There is a website for improving English vocabulary. It's FreeRice.com with an English vocabulary game.
Attending to this game, we will learn new words and feel socially responsible. This site began in October, 2007. It explains its purpose like this: " For each word you get right, we donate 20 grains of rice through the UN World Food Program to help end hunger." It says thirty billion grains of rice have been donated so far. The United Nations World Food Program does not really get rice. The donations are given in the form of money.
Advertisers whose names appear with links at the bottom of the game pay for the rice. Individuals can also become sponsors.
"Does FreeRice make any money from this?" That is one of the frequently asked questions on the site. "No, it does not. FreeRice runs the site at no profit," says the answer.

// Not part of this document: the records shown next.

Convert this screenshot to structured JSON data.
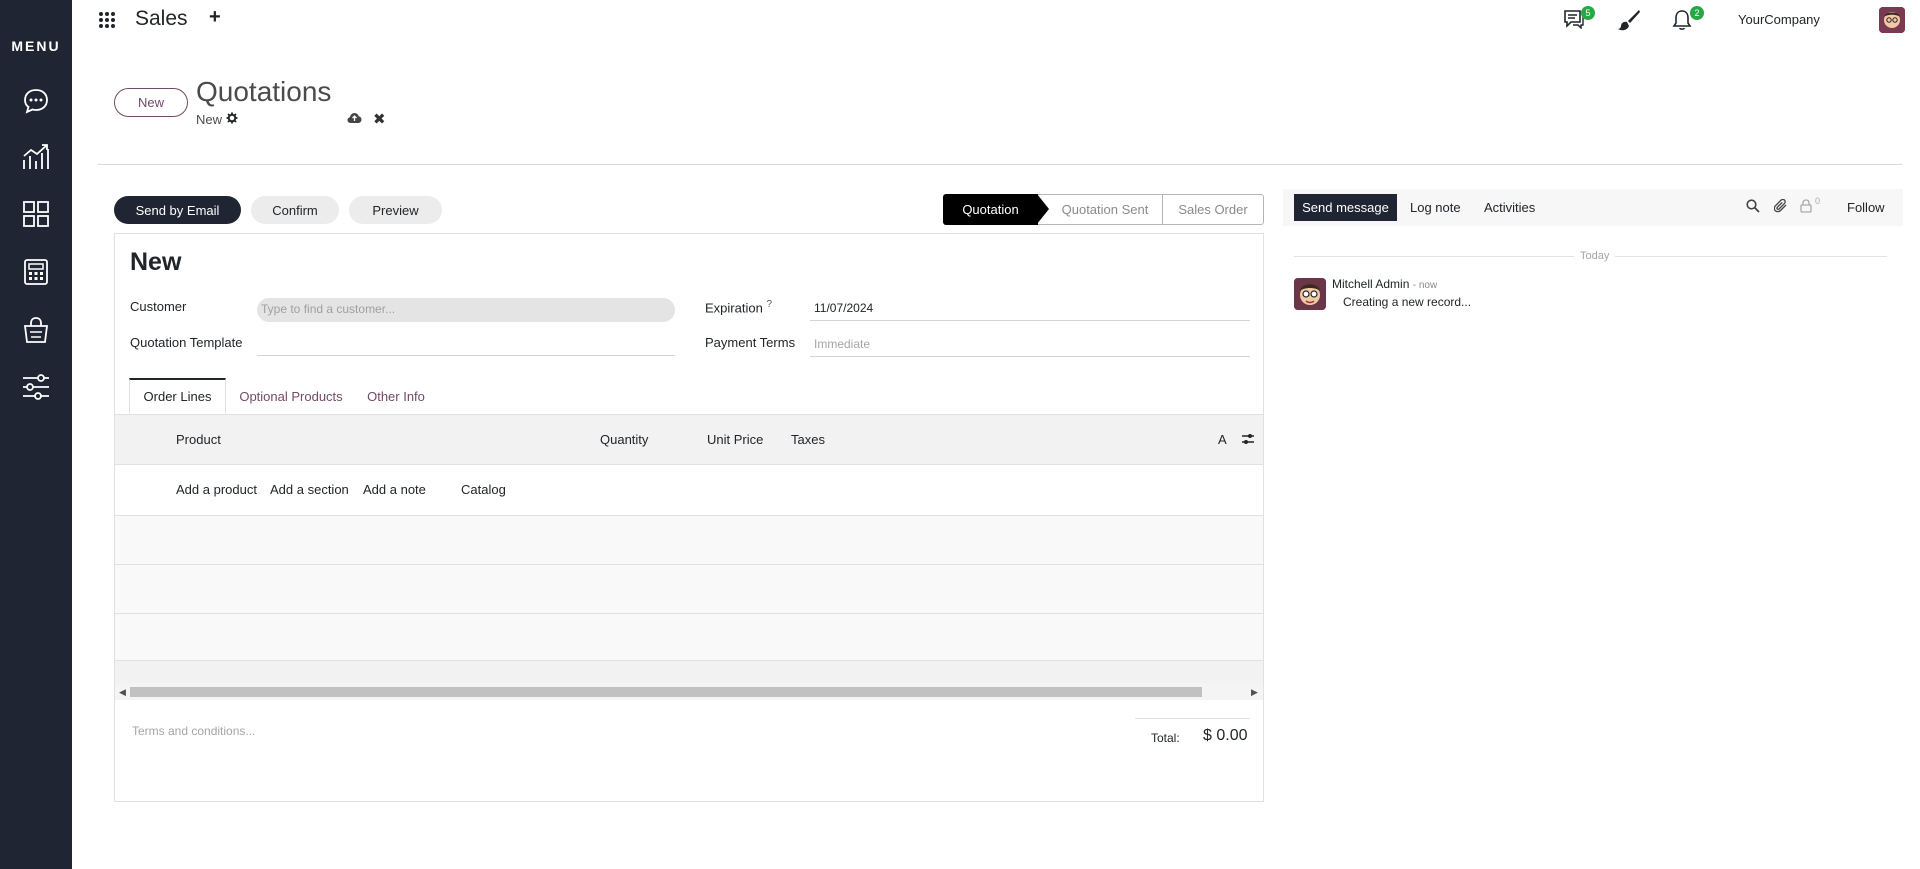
{
  "sidebar": {
    "menu_label": "MENU",
    "items": [
      {
        "icon": "chat-bubble-icon"
      },
      {
        "icon": "trend-chart-icon"
      },
      {
        "icon": "grid-apps-icon"
      },
      {
        "icon": "calculator-icon"
      },
      {
        "icon": "shopping-basket-icon"
      },
      {
        "icon": "sliders-settings-icon"
      }
    ]
  },
  "topbar": {
    "app_title": "Sales",
    "plus": "+",
    "messages_count": "5",
    "activities_count": "2",
    "company": "YourCompany"
  },
  "control_panel": {
    "new_button": "New",
    "title": "Quotations",
    "record_breadcrumb": "New",
    "discard_symbol": "✖"
  },
  "actions": {
    "send_by_email": "Send by Email",
    "confirm": "Confirm",
    "preview": "Preview"
  },
  "statusbar": {
    "stages": [
      "Quotation",
      "Quotation Sent",
      "Sales Order"
    ],
    "active_index": 0
  },
  "form": {
    "record_name": "New",
    "customer_label": "Customer",
    "customer_placeholder": "Type to find a customer...",
    "template_label": "Quotation Template",
    "template_value": "",
    "expiration_label": "Expiration",
    "expiration_help": "?",
    "expiration_value": "11/07/2024",
    "payment_terms_label": "Payment Terms",
    "payment_terms_placeholder": "Immediate"
  },
  "tabs": [
    {
      "label": "Order Lines",
      "active": true
    },
    {
      "label": "Optional Products",
      "active": false
    },
    {
      "label": "Other Info",
      "active": false
    }
  ],
  "order_table": {
    "columns": [
      "Product",
      "Quantity",
      "Unit Price",
      "Taxes",
      "A"
    ],
    "add_links": [
      "Add a product",
      "Add a section",
      "Add a note",
      "Catalog"
    ]
  },
  "footer": {
    "terms_placeholder": "Terms and conditions...",
    "total_label": "Total:",
    "total_value": "$ 0.00"
  },
  "chatter": {
    "send_message": "Send message",
    "log_note": "Log note",
    "activities": "Activities",
    "followers_count": "0",
    "follow": "Follow",
    "date_separator": "Today",
    "message": {
      "author": "Mitchell Admin",
      "time": "- now",
      "body": "Creating a new record..."
    }
  },
  "colors": {
    "sidebar_bg": "#1f2533",
    "accent": "#714b67",
    "badge": "#28a745"
  }
}
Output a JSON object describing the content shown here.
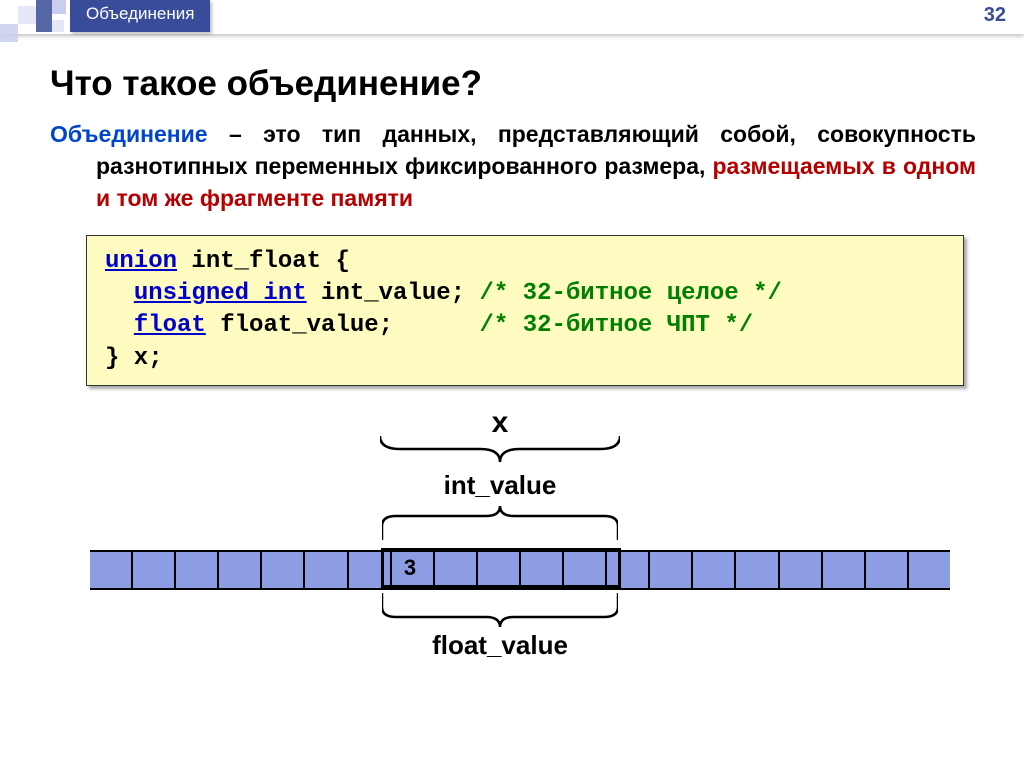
{
  "header": {
    "breadcrumb": "Объединения",
    "page_number": "32"
  },
  "title": "Что такое объединение?",
  "definition": {
    "term": "Объединение",
    "text_prefix": " – это тип данных, представляющий собой, совокупность разнотипных переменных фиксированного размера, ",
    "highlight": "размещаемых в одном и том же фрагменте памяти"
  },
  "code": {
    "l1_kw": "union",
    "l1_rest": " int_float {",
    "l2_kw": "unsigned int",
    "l2_rest": " int_value; ",
    "l2_cm": "/* 32-битное целое */",
    "l3_kw": "float",
    "l3_rest": " float_value;      ",
    "l3_cm": "/* 32-битное ЧПТ */",
    "l4": "} x;"
  },
  "diagram": {
    "label_x": "x",
    "label_int": "int_value",
    "label_float": "float_value",
    "cell_value": "3"
  }
}
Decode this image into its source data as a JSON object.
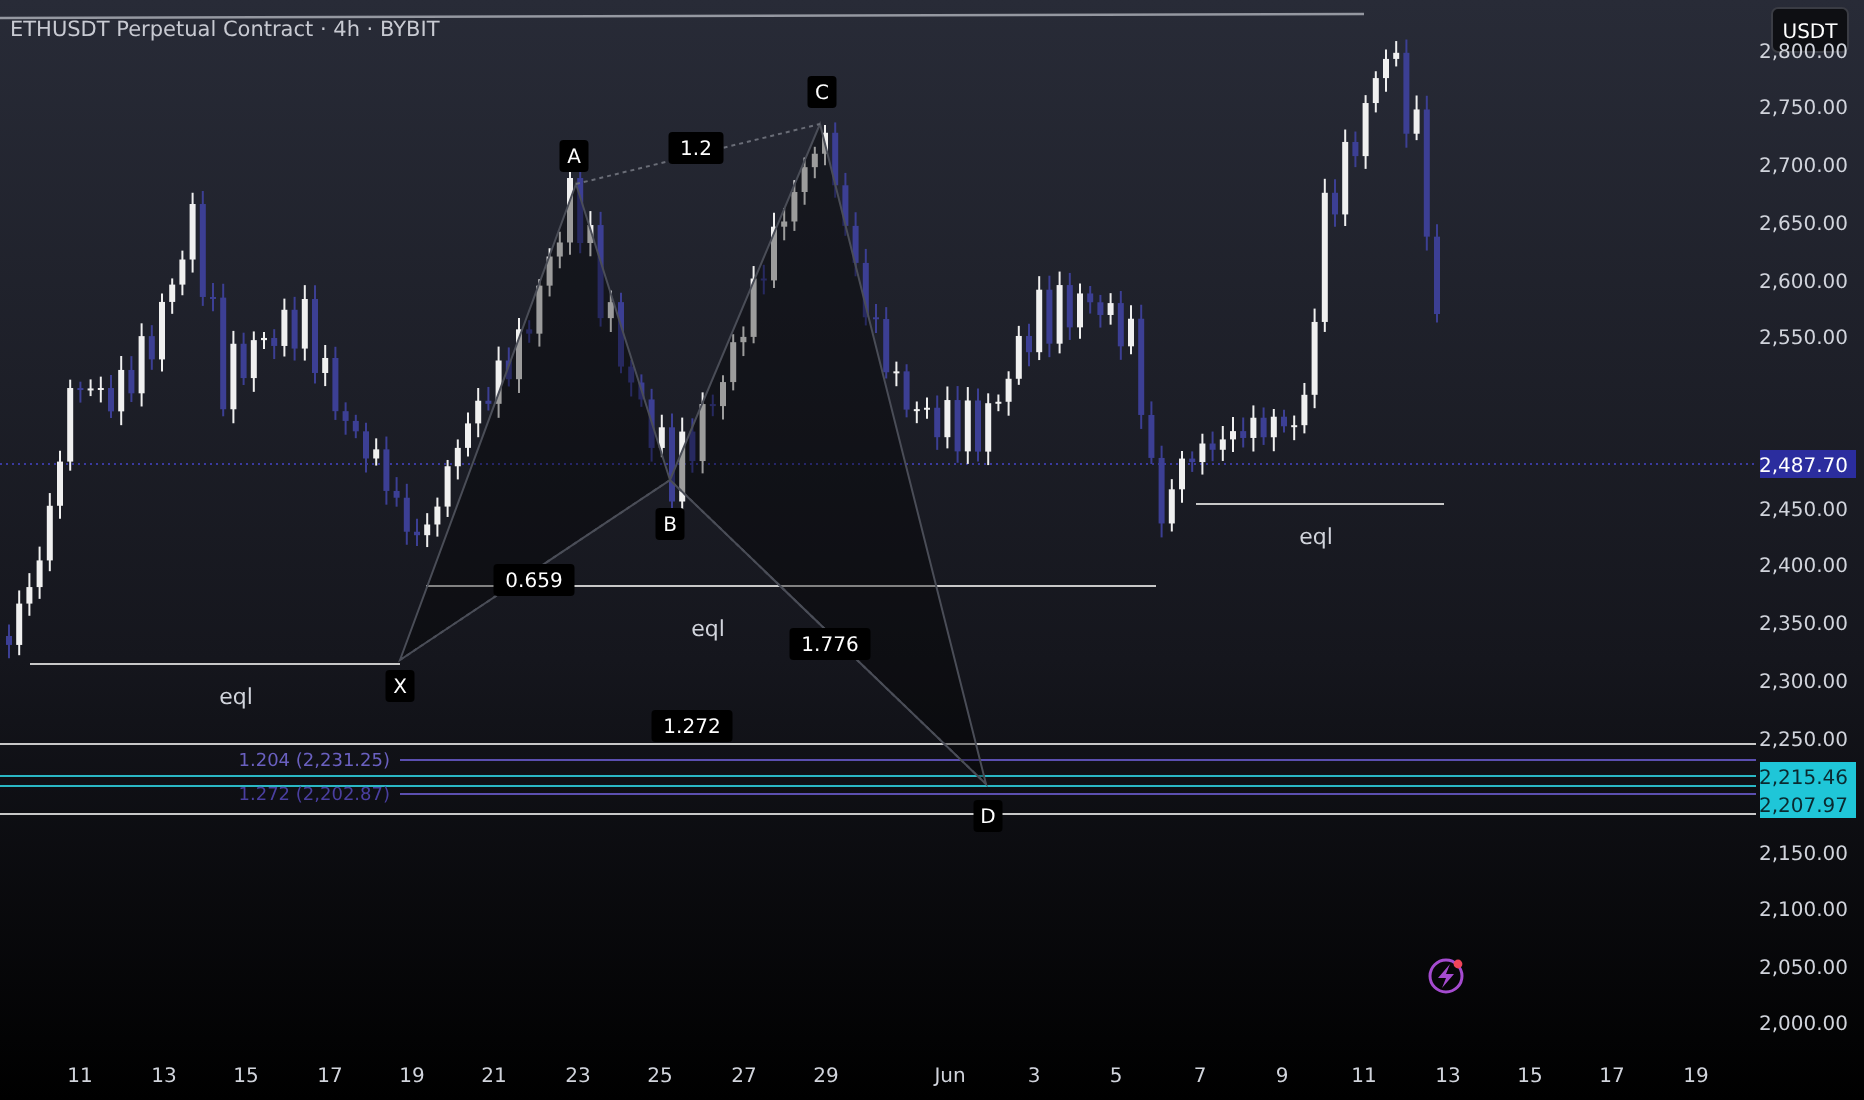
{
  "header": {
    "title": "ETHUSDT Perpetual Contract · 4h · BYBIT"
  },
  "currency_button": {
    "label": "USDT"
  },
  "price_axis": {
    "labels": [
      "2,800.00",
      "2,750.00",
      "2,700.00",
      "2,650.00",
      "2,600.00",
      "2,550.00",
      "2,450.00",
      "2,400.00",
      "2,350.00",
      "2,300.00",
      "2,250.00",
      "2,150.00",
      "2,100.00",
      "2,050.00",
      "2,000.00"
    ]
  },
  "price_tags": [
    {
      "text": "2,487.70",
      "color": "#2b2d9e"
    },
    {
      "text": "2,215.46",
      "color": "#1fc6d8"
    },
    {
      "text": "2,207.97",
      "color": "#1fc6d8"
    }
  ],
  "time_axis": {
    "labels": [
      "11",
      "13",
      "15",
      "17",
      "19",
      "21",
      "23",
      "25",
      "27",
      "29",
      "Jun",
      "3",
      "5",
      "7",
      "9",
      "11",
      "13",
      "15",
      "17",
      "19"
    ]
  },
  "pattern": {
    "points": [
      "X",
      "A",
      "B",
      "C",
      "D"
    ],
    "ratios": [
      "1.2",
      "0.659",
      "1.776",
      "1.272"
    ]
  },
  "level_labels": [
    "eql",
    "eql",
    "eql"
  ],
  "fib_labels": [
    {
      "text": "1.204 (2,231.25)"
    },
    {
      "text": "1.272 (2,202.87)"
    }
  ]
}
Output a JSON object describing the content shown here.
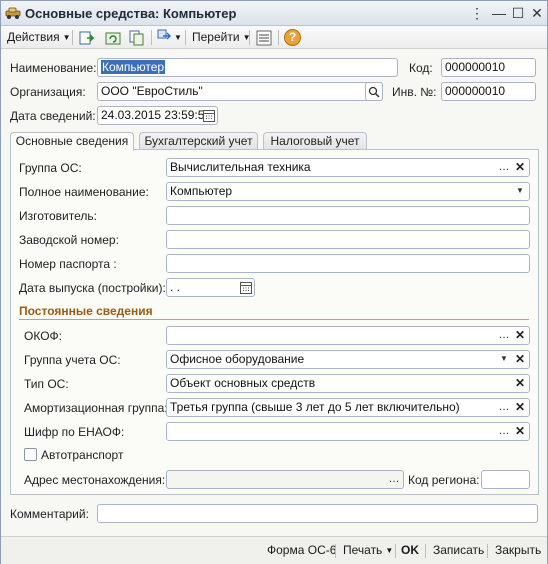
{
  "window": {
    "title": "Основные средства: Компьютер"
  },
  "toolbar": {
    "actions_label": "Действия",
    "goto_label": "Перейти",
    "help_glyph": "?"
  },
  "header": {
    "name_label": "Наименование:",
    "name_value": "Компьютер",
    "code_label": "Код:",
    "code_value": "000000010",
    "org_label": "Организация:",
    "org_value": "ООО \"ЕвроСтиль\"",
    "inv_label": "Инв. №:",
    "inv_value": "000000010",
    "date_label": "Дата сведений:",
    "date_value": "24.03.2015 23:59:59"
  },
  "tabs": [
    {
      "label": "Основные сведения",
      "active": true
    },
    {
      "label": "Бухгалтерский учет",
      "active": false
    },
    {
      "label": "Налоговый учет",
      "active": false
    }
  ],
  "main": {
    "group_label": "Группа ОС:",
    "group_value": "Вычислительная техника",
    "fullname_label": "Полное наименование:",
    "fullname_value": "Компьютер",
    "maker_label": "Изготовитель:",
    "maker_value": "",
    "serial_label": "Заводской номер:",
    "serial_value": "",
    "passport_label": "Номер паспорта :",
    "passport_value": "",
    "release_label": "Дата выпуска (постройки):",
    "release_value": " .  .",
    "section_title": "Постоянные сведения",
    "okof_label": "ОКОФ:",
    "okof_value": "",
    "acc_group_label": "Группа учета ОС:",
    "acc_group_value": "Офисное оборудование",
    "type_label": "Тип ОС:",
    "type_value": "Объект основных средств",
    "amort_label": "Амортизационная группа:",
    "amort_value": "Третья группа (свыше 3 лет до 5 лет включительно)",
    "enaof_label": "Шифр по ЕНАОФ:",
    "enaof_value": "",
    "auto_label": "Автотранспорт",
    "auto_checked": false,
    "address_label": "Адрес местонахождения:",
    "address_value": "",
    "region_label": "Код региона:",
    "region_value": ""
  },
  "comment": {
    "label": "Комментарий:",
    "value": ""
  },
  "statusbar": {
    "form_label": "Форма ОС-6",
    "print_label": "Печать",
    "ok_label": "OK",
    "save_label": "Записать",
    "close_label": "Закрыть"
  },
  "colors": {
    "accent_section": "#9a5d12",
    "selection": "#3d6fb8",
    "help_circle": "#e8a23a"
  }
}
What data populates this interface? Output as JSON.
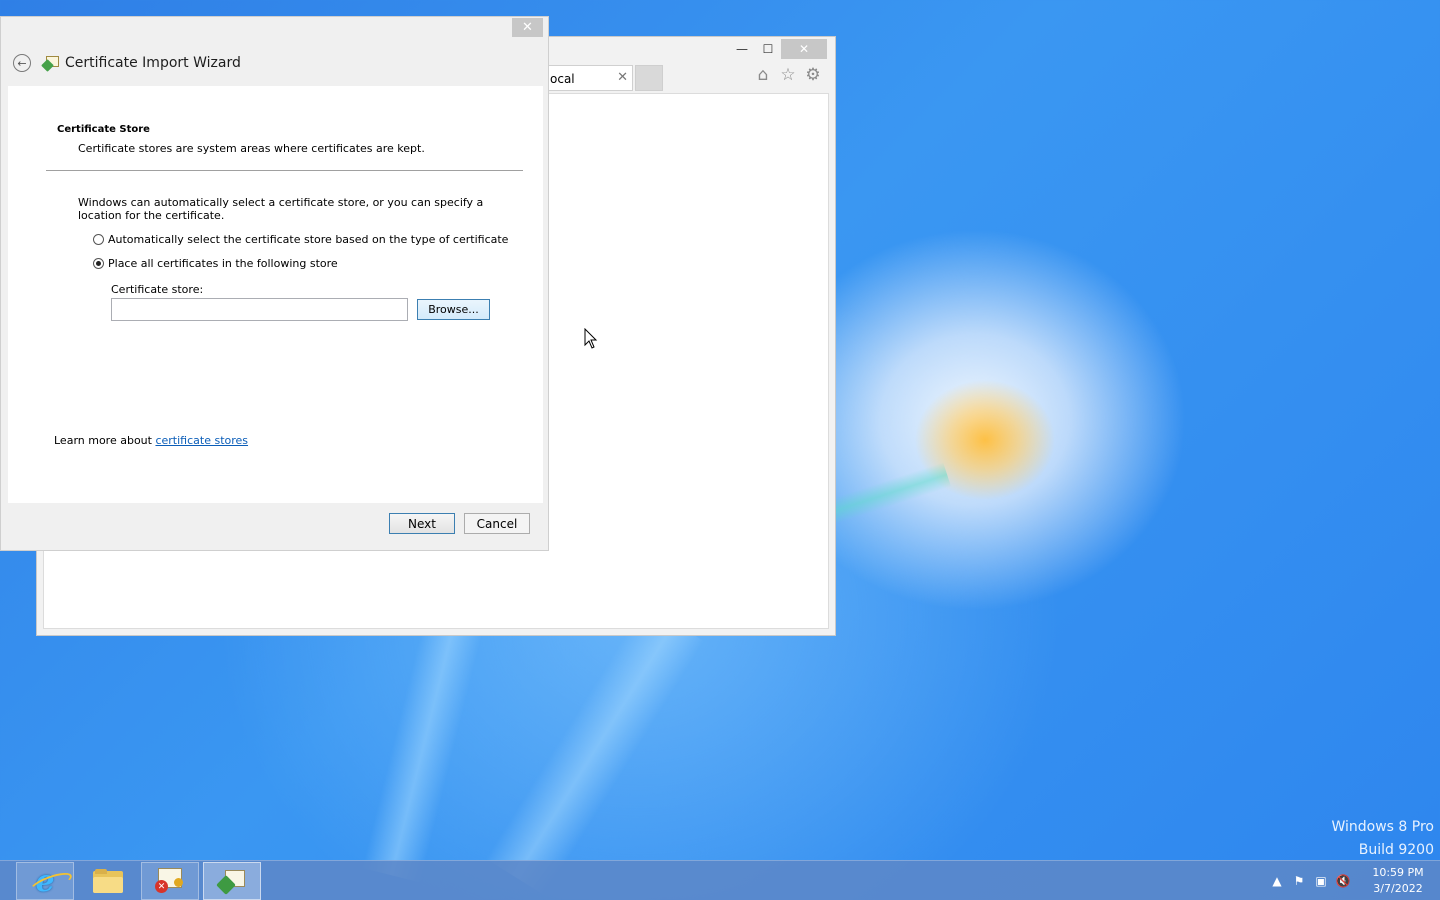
{
  "wizard": {
    "title": "Certificate Import Wizard",
    "close_label": "✕",
    "section_title": "Certificate Store",
    "section_desc": "Certificate stores are system areas where certificates are kept.",
    "intro": "Windows can automatically select a certificate store, or you can specify a location for the certificate.",
    "option_auto": "Automatically select the certificate store based on the type of certificate",
    "option_place": "Place all certificates in the following store",
    "selected_option": "place",
    "store_label": "Certificate store:",
    "store_value": "",
    "browse_label": "Browse...",
    "learn_prefix": "Learn more about ",
    "learn_link": "certificate stores",
    "next_label": "Next",
    "cancel_label": "Cancel"
  },
  "ie": {
    "tab_label": "ocal",
    "tab_close": "✕",
    "minimize": "—",
    "maximize": "☐",
    "close": "✕",
    "icons": [
      "home-icon",
      "favorites-star-icon",
      "tools-gear-icon"
    ]
  },
  "watermark": {
    "line1": "Windows 8 Pro",
    "line2": "Build 9200"
  },
  "taskbar": {
    "buttons": [
      "internet-explorer-icon",
      "file-explorer-icon",
      "certificate-error-icon",
      "certificate-import-wizard-icon"
    ],
    "tray_icons": [
      "show-hidden-icons-arrow",
      "action-center-flag-icon",
      "network-icon",
      "volume-muted-icon"
    ],
    "time": "10:59 PM",
    "date": "3/7/2022"
  },
  "colors": {
    "link": "#0a5db8",
    "close_button": "#c7c7c7",
    "desktop_blue": "#2f7fe6"
  }
}
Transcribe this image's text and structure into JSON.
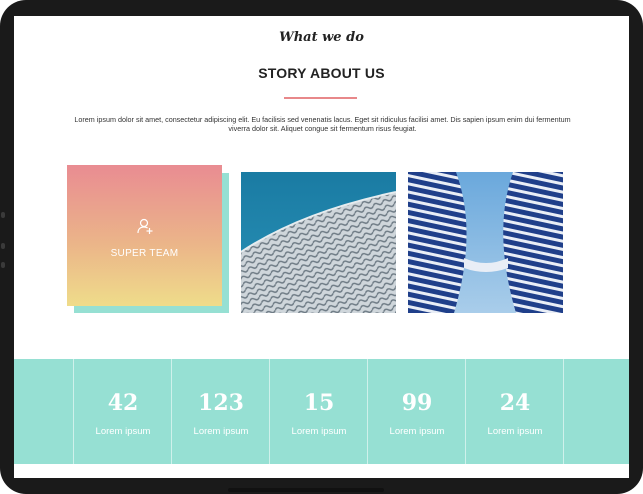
{
  "header": {
    "eyebrow": "What we do",
    "title": "STORY ABOUT US",
    "intro": "Lorem ipsum dolor sit amet, consectetur adipiscing elit. Eu facilisis sed venenatis lacus. Eget sit ridiculus facilisi amet. Dis sapien ipsum enim dui fermentum viverra dolor sit. Aliquet congue sit fermentum risus feugiat."
  },
  "feature_card": {
    "label": "SUPER TEAM",
    "icon": "add-user-icon"
  },
  "stats": [
    {
      "value": "42",
      "label": "Lorem ipsum"
    },
    {
      "value": "123",
      "label": "Lorem ipsum"
    },
    {
      "value": "15",
      "label": "Lorem ipsum"
    },
    {
      "value": "99",
      "label": "Lorem ipsum"
    },
    {
      "value": "24",
      "label": "Lorem ipsum"
    }
  ],
  "colors": {
    "accent_line": "#e8888a",
    "stats_band": "#96e0d3",
    "card_gradient_top": "#e98c92",
    "card_gradient_bottom": "#efdc8a"
  }
}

Internet businessman John Breen created FreeRice. Since October, five hundred seventy metric tons of rice have been donated, enough to feed about a million and a half people for one day.
Jennifer Parmelee is a World Food Program spokeswoman in Washington. She says cash donations help the agency to buy food locally and transport it quickly to where it is needed.
For example, with donations from the site, rice for Nepal was recently bought in the area at half the world market price. Bangladesh, Cambodia and Uganda also have received food through FreeRice.
Words are presented with four choices of answers. Players click on the one that best defines the word. If we answer correctly three words in a row right, we go to a harder level. But if we get only a word wrong, we go to an easier level. This one-to-three ratio is best for us to improve our vocabulary. Spoken pronunciations are also provided at right angle of screen. There are 55 levels in all.
After I have done FreeRice for a couple of days, I notice an odd phenomenon. Words that I have never consciously used before begin to pop into my head while I'm speaking or writing. I feel myself using and knowing more words and speak English more fluently.
References: VOA News, CNN News, http://freerice.com